consultation with Employee Relations.
5. Unless prohibited by departmental policy, working conditions, or directives, cosmetics
and jewelry may be worn sparingly.
6. Unless prohibited by departmental policy, working conditions, or directives, gauged ears
may be allowed and facial piercings may be allowed if rings or studs are small.
7. Tattoos with graphic or offensive images/wording must be covered (e.g., long sleeve
shirt, gloves). Leaders also have the discretion to require that an employee cover any
tattoo(s) or combination of tattoos that could be considered offensive.
8. Direct caregivers are not permitted to wear artificial nails (any nail other than the natural
nail is considered an artificial nail. This includes acrylic nails which are adhered to the
underlying natural nail, extensions, tips, gel overlays, resin wraps, and bondings). Refer
to UW Health Clinical Policy 4.1.13, Hand Hygiene. Other operational areas may
prohibit wearing artificial nails due to safety or sanitary requirements.

E. Cleanliness
1. Employees are responsible for maintaining appropriate personal hygiene and cleanliness.
2. Proper hand washing techniques are important for personal safety and control of
infection. Refer to UW Health Clinical Policy 4.1.13.
3. Finger nails and toe nails, if exposed, will be neatly trimmed and clean.

F. Safety
1. Protective shoes with reinforced toes are required when specified by individual
2. Non-conductive safety shoes are required where specified by individual departments.
3. Personal protective equipment (PPE) is available on all inpatient units and clinics.
Employees must wear this equipment when the risk of exposure exists.

G. Enforcement
1. While jeans are permissible in non-patient care areas, leaders may require traditional
business attire for certain meetings or events.
2. Leaders should communicate and reinforce dress code and hygiene expectations in pre-
hire interviews, during annual performance appraisals if necessary, and on an ongoing
basis as needed.
3. Leaders are responsible for enforcement of this policy and may direct non-compliant
employees to clock out for the day, return home, and may also apply appropriate
counseling/disciplinary action.
4. In consultation with Employee Relations, leaders will make final decisions related to
questionable attire and hygiene.

H. Exceptions
1. Requests for exceptions related to a medical condition or a religious accommodation
should be submitted to Employee Relations and reviewed accordingly.
2. System-wide exceptions to dress guidelines may occasionally be made (e.g., allowing
jeans in patient care areas) for specific purposes such as a UW Health collective fund-
raising event.
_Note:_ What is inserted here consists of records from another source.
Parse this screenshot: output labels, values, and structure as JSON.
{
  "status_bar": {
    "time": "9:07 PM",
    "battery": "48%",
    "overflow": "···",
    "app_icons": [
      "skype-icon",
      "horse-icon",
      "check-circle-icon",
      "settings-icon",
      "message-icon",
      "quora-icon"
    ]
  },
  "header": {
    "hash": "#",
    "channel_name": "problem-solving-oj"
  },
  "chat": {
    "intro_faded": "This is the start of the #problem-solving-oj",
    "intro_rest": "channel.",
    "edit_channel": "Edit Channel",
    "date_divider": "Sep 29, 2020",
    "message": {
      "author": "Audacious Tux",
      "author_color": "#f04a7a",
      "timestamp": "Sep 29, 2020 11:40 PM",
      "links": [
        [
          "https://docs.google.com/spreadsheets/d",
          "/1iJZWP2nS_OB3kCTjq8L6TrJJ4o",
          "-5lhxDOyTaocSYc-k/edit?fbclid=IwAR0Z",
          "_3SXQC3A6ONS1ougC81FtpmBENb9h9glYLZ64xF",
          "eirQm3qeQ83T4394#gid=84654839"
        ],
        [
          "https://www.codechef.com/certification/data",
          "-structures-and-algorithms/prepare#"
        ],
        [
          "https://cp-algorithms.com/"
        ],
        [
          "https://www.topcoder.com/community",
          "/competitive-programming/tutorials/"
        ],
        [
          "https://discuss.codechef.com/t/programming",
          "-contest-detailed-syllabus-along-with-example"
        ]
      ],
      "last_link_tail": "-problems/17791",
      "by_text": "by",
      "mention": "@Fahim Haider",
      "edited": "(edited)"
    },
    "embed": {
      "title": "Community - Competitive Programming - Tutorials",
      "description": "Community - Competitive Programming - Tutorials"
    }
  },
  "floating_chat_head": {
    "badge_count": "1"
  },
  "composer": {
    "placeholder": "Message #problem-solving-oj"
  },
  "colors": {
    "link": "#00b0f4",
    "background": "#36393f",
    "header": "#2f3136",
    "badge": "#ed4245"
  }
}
These exceptions may only be granted by the Chief Human Resources
Officer in consultation with the requesting leader’s operational Vice President.
3. Any deviation from this policy, not already identified elsewhere, must have leader and
Human Resources’ approval.


This policy creates no rights, contractual or otherwise. Statements of policy obtained herein are not made
for the purpose of inducing any person to become or remain an employee of UW Health, and should not
be considered "promises" or as granting "property" rights. UW Health may add to, subtract from and/or
modify this policy at any time. Nothing contained in this policy impairs the right of an employee or UW
Health to terminate the employment relationship at-will.


Sr. Management Sponsor: Vice President Chief Human Resources Officer
Author: Director, Employee Relations

Approval Committee: UW Health Administrative Policy & Procedure Committee


Elizabeth Bolt
UW Health Chief Administrative Officer